Atoll nations unite against the exceptional and existential threat caused by climate change

Suva | 15 May 2019  |

The four exclusively atoll nations came together in Fiji recently to discuss the fact their homes and cultures are at an increased risk as a result of the global climate crisis.  High level representatives from the Republic of the Marshall Islands, Tuvalu, Kiribati and the Maldives recognised in the one-day science session that climate change is disproportionately impacting their Island nations, and threatening the future of their people.

President of the Republic of the Marshall Islands, Dr. Hilda C. Heine expressed her hopes in a video link in taking a united approach to the challenges of atoll nations, “We face extraordinary and exceptional circumstances. As a block of atoll nations we need to highlight the urgent need for support for atoll adaptation. We should find ways to sustain our dialog and identify some concrete ways we can work together as atoll nations. Kommol tata." 
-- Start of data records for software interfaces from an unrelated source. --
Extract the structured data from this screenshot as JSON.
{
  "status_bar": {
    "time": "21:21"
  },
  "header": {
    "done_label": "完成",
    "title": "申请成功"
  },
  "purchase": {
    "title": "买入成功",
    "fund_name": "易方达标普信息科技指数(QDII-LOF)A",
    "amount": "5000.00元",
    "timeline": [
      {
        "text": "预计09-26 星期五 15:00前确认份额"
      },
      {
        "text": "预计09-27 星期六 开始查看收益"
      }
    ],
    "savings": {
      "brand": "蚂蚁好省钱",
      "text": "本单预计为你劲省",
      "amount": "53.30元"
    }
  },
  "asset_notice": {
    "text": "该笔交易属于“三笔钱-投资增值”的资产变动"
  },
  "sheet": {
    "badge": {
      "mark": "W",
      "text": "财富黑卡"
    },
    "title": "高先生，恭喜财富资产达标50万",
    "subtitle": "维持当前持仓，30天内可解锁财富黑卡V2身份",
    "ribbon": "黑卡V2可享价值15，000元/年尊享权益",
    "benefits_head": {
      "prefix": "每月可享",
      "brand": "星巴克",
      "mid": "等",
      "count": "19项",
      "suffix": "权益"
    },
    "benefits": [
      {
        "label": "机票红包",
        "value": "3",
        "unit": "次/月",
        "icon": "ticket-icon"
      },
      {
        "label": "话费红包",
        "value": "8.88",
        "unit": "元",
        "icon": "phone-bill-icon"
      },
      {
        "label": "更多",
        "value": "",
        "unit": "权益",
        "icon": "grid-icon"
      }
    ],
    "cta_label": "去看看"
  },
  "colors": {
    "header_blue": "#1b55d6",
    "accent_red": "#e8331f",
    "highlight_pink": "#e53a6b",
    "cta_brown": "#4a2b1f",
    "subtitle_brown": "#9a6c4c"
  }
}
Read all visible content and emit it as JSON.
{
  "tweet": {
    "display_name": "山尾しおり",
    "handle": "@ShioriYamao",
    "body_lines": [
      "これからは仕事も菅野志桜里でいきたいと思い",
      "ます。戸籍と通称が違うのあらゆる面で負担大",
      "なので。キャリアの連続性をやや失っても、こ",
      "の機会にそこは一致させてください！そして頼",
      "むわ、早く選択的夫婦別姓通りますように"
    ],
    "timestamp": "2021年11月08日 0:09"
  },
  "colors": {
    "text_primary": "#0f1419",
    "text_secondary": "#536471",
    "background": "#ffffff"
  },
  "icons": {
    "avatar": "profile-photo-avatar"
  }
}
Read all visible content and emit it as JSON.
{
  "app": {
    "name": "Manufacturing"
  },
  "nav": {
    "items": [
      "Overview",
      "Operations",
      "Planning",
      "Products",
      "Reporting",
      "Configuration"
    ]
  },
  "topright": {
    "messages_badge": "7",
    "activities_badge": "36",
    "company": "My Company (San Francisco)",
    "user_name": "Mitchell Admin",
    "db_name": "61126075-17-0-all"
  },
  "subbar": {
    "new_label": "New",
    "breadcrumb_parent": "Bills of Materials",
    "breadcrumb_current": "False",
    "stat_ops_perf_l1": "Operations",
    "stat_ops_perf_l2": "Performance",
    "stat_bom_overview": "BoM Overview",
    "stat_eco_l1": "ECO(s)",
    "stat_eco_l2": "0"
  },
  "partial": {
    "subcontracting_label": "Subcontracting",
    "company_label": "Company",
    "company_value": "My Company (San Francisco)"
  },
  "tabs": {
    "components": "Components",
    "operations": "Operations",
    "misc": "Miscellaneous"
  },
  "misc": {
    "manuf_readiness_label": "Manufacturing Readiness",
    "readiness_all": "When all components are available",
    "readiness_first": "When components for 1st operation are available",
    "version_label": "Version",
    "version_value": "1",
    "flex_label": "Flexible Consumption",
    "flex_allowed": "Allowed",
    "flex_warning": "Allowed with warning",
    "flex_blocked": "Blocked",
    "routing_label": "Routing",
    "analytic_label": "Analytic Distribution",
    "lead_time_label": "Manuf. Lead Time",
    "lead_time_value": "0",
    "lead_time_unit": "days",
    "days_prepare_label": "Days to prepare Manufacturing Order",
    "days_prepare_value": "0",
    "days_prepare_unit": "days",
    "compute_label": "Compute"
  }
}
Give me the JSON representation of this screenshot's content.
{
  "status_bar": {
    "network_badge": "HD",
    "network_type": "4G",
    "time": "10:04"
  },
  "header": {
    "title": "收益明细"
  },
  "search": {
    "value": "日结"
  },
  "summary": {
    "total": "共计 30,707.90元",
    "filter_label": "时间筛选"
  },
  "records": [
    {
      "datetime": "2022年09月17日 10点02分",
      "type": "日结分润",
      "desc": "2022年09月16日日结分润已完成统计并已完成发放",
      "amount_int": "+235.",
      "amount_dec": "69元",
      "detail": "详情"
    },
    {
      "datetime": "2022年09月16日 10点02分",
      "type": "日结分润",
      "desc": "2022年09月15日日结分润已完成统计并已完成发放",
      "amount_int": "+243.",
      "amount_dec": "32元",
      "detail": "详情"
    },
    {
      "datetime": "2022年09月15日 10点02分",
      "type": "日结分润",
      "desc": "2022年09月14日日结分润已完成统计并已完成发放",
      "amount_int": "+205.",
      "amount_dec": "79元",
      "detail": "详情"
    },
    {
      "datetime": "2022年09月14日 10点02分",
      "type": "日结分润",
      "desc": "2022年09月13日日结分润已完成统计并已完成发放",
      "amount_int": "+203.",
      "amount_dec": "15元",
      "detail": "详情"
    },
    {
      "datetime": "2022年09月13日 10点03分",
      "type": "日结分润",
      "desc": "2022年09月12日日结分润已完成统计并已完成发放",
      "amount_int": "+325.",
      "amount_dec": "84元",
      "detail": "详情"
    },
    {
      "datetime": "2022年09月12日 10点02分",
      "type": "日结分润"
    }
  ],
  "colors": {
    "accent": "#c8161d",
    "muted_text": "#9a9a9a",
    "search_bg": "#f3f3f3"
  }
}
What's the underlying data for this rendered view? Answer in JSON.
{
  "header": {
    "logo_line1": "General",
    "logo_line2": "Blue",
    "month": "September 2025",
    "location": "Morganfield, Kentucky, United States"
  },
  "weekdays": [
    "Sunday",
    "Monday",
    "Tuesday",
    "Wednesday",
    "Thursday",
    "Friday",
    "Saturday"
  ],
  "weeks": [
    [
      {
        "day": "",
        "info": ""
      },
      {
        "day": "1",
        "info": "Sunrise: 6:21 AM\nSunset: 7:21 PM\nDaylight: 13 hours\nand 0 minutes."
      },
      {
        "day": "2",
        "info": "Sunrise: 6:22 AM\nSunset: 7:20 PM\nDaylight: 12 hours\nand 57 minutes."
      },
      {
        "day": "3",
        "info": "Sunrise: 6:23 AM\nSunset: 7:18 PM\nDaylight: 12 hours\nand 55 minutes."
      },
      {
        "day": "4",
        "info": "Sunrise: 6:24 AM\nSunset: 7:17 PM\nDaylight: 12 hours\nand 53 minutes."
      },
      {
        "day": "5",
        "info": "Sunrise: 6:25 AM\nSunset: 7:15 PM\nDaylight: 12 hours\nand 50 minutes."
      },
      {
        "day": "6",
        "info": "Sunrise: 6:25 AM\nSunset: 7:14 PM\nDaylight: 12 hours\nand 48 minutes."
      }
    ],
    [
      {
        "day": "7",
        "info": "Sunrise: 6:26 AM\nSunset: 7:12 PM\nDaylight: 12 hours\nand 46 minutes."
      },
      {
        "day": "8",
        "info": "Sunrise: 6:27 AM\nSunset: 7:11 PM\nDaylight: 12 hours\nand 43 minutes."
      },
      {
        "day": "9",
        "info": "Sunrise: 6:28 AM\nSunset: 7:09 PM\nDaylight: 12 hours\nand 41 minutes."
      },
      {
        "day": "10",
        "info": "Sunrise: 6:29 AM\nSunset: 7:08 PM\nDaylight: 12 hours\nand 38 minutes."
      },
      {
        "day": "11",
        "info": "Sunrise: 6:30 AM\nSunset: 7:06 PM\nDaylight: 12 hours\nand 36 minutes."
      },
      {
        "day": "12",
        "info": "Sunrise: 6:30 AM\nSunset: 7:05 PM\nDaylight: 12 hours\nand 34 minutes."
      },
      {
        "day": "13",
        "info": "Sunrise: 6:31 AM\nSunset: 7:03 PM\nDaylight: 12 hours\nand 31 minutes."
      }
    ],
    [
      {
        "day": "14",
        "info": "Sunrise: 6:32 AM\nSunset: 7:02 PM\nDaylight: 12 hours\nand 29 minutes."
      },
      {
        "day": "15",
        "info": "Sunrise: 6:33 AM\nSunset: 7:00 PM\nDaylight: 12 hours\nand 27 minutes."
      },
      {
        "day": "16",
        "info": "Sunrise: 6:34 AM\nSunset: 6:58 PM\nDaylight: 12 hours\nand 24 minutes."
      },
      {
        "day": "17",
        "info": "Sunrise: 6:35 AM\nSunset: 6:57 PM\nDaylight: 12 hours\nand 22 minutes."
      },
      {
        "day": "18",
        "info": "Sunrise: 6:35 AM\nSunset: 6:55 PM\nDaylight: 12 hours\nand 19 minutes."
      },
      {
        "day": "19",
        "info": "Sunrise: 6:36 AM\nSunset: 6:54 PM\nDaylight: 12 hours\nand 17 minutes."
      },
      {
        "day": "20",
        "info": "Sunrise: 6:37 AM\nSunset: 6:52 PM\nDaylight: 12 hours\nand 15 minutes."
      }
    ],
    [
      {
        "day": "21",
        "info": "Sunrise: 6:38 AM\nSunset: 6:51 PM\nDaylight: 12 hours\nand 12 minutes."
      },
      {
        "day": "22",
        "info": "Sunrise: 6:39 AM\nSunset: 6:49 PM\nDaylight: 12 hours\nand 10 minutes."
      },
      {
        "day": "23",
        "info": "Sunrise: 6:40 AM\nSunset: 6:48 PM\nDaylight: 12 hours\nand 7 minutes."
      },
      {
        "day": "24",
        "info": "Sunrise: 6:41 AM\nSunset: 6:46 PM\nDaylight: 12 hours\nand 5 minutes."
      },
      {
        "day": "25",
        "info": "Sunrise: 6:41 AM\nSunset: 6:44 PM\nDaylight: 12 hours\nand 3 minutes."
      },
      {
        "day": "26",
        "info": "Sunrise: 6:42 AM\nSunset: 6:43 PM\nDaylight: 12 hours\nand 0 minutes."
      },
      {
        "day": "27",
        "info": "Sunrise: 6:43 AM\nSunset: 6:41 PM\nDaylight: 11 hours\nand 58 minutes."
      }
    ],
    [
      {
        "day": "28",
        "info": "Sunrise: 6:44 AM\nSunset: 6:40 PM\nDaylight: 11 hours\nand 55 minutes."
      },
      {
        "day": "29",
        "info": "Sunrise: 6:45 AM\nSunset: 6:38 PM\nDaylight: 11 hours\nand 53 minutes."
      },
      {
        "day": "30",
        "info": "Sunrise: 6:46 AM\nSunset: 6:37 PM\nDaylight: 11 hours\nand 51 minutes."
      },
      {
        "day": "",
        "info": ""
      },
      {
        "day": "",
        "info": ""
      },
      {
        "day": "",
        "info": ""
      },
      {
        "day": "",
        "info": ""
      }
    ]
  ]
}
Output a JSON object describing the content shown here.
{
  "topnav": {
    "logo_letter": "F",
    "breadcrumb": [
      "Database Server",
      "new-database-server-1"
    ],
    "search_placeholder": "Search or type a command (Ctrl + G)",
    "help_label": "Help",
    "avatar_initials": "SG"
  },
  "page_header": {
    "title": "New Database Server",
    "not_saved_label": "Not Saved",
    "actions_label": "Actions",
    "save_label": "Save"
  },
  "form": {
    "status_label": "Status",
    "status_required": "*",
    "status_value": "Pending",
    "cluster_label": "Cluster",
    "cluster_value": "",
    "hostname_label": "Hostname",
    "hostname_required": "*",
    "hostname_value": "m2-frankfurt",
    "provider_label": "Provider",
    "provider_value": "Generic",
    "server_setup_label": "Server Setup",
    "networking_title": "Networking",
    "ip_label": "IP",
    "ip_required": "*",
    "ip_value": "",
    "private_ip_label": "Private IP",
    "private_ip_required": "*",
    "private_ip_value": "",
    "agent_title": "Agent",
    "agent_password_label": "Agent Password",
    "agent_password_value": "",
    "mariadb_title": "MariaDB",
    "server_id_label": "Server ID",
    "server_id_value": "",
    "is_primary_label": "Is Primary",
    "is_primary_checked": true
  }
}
The one-day event was a science and climate change learning session coordinated by the region’s peak scientific agency, The Pacific Community (SPC) on 30 April in Fiji.  During the meeting leaders from the four nations shared common experiences and debated what actions were needed to help them not only overcome the impact of climate change and increased disaster risk on their homes but challenges in continuing to grow sustainable development outcomes for their people. 

Atolls are formed from the remains of extinct seamounts or volcanos, which have eroded or subsided partially beneath the water. The land that remains above water is typically low lying and narrow, leaving it extremely vulnerable to sea level rise, cyclones and tsunamis. While there are many counties with atolls, there are only four exclusively made up of these geological features.

In the meeting, atoll nation representatives emphasised that climate change represents an exceptional, existential threat to their nations and their people. While debate about how to adapt to future climate change threats takes place across the globe, atoll nations are facing those threats today.

Amjad Abdulla, the Maldives Director General for Ministry of Environment, highlighted how the impact of climate change is forcing his country to make tough decisions,  “Efforts to address the impacts of climate change on land loss, beach erosion, water security, health and fisheries, have been diverting funds away from Government functions. To manage this better, the Maldives Government is currently zoning the entire archipelago where people are going to be settled, because we simply can’t afford to protect all sites.” 

Popular media frequently confuses projected and observed impacts of climate change and sea level rise, leaving the impression that there is some legitimate debate around the reality of the issue. However, in respect to sea level rise what we are seeing today in terms of marine hazards and flooding is absolutely consistent with the sea level rise science of projected impacts, and projections out to 2100 look disastrous for inhabited atoll islands even at the very lowest end of the models. It is an increasingly inconvenient truth that affords atoll nations little time to act.

The need for accelerated adaptation, through national adaption plans was highlighted during the discussions, focusing on some basic agreed principles including; 

  • The natural, inalienable right for atoll people to stay on their islands
  • Resilience as the fundamental focus
  • Recognition of the complex and multidimensional reality
  • Scientific and knowledge-first approach
  • Strengthening capacity to adapt
  • Emphasizing consultation, consensus building
  • Embracing innovation, traditional knowledge
  • Recognizing the place of security, well-being, identity, self-determination, human rights, and survival.

Through the dialogue the atoll nations stressed the need for increased knowledge sharing among atoll nations, the development of downscaling models, and a greater emphasis on published atoll research through the IPCC mechanism and others. The possibility of creating an atoll specific research centre was also explored.

Benjamin Graham, Chief Secretary of the Republic of the Marshall Islands, saw the meeting as an important step for atoll nations to take control of their own destiny, “We’ve been focusing on saving the world, but in the last couple of years, we have seen the writing on the wall- and it’s a sea wall. The time has come for a Plan B. We’re starting right now, and want to learn as much as we can from our friends in the other atoll countries.”

Following this meeting, leaders of the Coalition of Atoll Nations Against Climate Change (CAN-CC) will be briefed and further opportunities for cooperation will be discussed including participation in the CAN-CC Summit in July, Pacific Islands Forum in August, as well as the upcoming Climate Summit and UN General Assembly meetings.

Session Papers



This meeting was supported by the Geoscience, Energy and Maritime Division (GEM) at the Pacific Community.  It was coordinated by the atoll nations directly. Donor partners, CROP agencies, international development agencies and academic institutions were in attendance. New Zealand Government supported also funded event logistics. 


Geoscience, Energy and Maritime (GEM) Division